The commission specifically cited celebrities Cher and Nicole Richie for potty-mouth language in the 2002 and 2003 Billboard Music Awards, which aired live on Fox. Richie, in an apparent scripted moment said, “Have you ever tried to get cow s–t out of a Prada purse? It’s not so f—ing simple.”

The complaint against ABC involved “NYPD Blue,” a scripted police drama, and the CBS complaint involved “The Early Show,” a news and interview program.

Enforcement of the law, as well as fines and sanctions for the incidents, has been put on hold while the cases are being argued.

The television networks say their scripted shows no longer air nudity, racy images or expletives, even after 10 p.m., when some potentially vulgar words are permitted.

They worry, however, about unplanned, often spontaneous indecent or profane incidents at live events, such as awards shows and sporting events.

Company officials say such programs are often on a five-second delay, and censors are on hand to bleep any offensive language.
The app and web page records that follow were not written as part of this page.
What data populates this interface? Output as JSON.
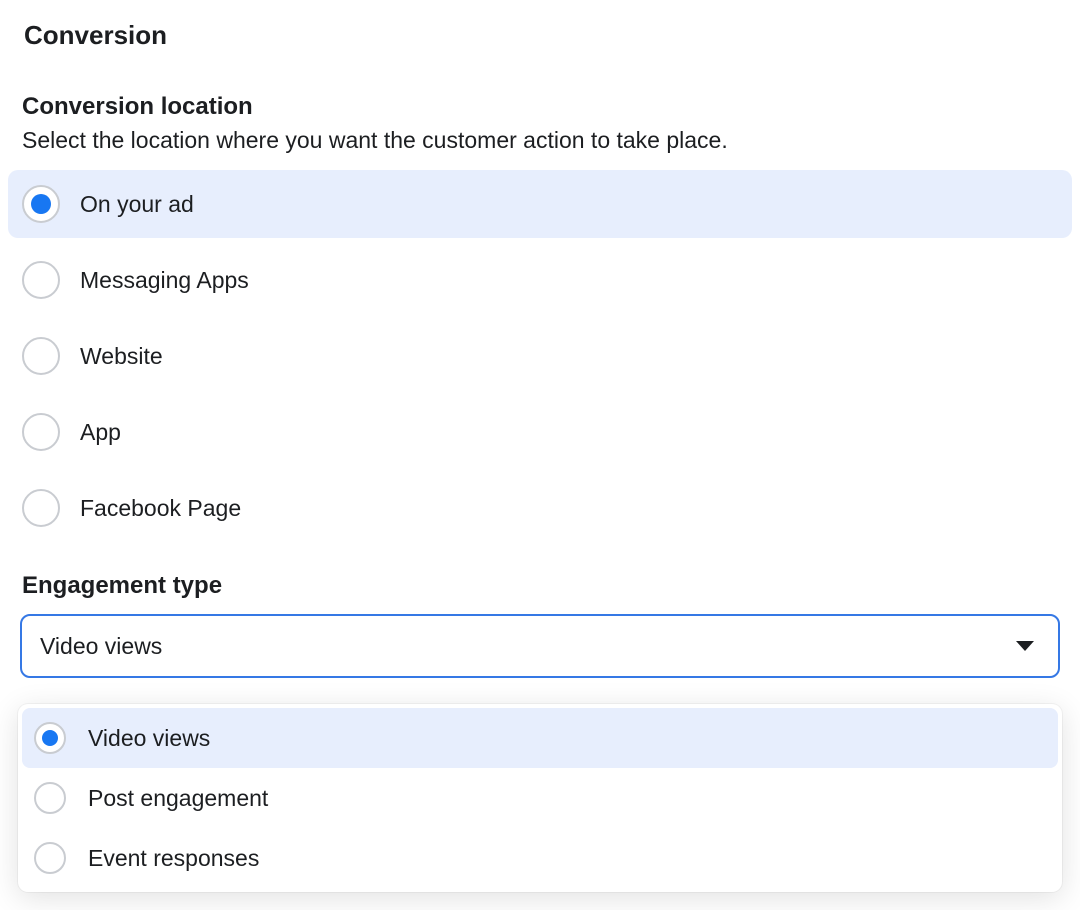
{
  "section": {
    "title": "Conversion"
  },
  "conversion_location": {
    "heading": "Conversion location",
    "description": "Select the location where you want the customer action to take place.",
    "options": [
      {
        "label": "On your ad",
        "selected": true
      },
      {
        "label": "Messaging Apps",
        "selected": false
      },
      {
        "label": "Website",
        "selected": false
      },
      {
        "label": "App",
        "selected": false
      },
      {
        "label": "Facebook Page",
        "selected": false
      }
    ]
  },
  "engagement_type": {
    "heading": "Engagement type",
    "selected_value": "Video views",
    "options": [
      {
        "label": "Video views",
        "selected": true
      },
      {
        "label": "Post engagement",
        "selected": false
      },
      {
        "label": "Event responses",
        "selected": false
      }
    ]
  }
}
But some indecent words can slip through, they admit, and they want to be protected from heavy government fines.

Critics call that laughable. Winter, in a CNN interview, noted that CBS edited the F-word into a recent episode of “Big Brother,” a taped reality show, which he said had to go through multiple reviews, by multiple people in the media organization.

The “wardrobe malfunction” case is CBS Corp. v. FCC (06-3575)